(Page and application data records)
* * * * * * * * *
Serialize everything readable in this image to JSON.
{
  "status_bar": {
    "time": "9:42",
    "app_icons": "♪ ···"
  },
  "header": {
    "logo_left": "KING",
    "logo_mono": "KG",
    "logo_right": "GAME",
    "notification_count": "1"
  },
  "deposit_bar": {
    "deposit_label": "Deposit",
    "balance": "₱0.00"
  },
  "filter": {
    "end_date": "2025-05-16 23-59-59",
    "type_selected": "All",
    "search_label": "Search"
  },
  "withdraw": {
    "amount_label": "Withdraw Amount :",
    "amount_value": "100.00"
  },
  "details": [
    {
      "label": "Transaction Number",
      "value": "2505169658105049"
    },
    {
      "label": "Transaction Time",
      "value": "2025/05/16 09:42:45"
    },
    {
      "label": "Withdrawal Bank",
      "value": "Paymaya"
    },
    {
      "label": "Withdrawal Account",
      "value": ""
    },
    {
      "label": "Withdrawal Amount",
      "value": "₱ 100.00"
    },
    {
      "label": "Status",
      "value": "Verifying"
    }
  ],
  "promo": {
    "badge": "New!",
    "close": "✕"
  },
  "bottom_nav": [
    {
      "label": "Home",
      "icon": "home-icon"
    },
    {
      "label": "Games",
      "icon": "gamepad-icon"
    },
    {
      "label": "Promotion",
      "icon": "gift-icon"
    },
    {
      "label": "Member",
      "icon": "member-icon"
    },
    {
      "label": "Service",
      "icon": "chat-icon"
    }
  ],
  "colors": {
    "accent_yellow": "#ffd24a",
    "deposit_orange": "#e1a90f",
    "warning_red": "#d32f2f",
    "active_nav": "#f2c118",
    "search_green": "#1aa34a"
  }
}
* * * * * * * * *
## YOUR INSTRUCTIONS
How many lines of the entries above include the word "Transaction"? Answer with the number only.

## RESPONSE BOX
2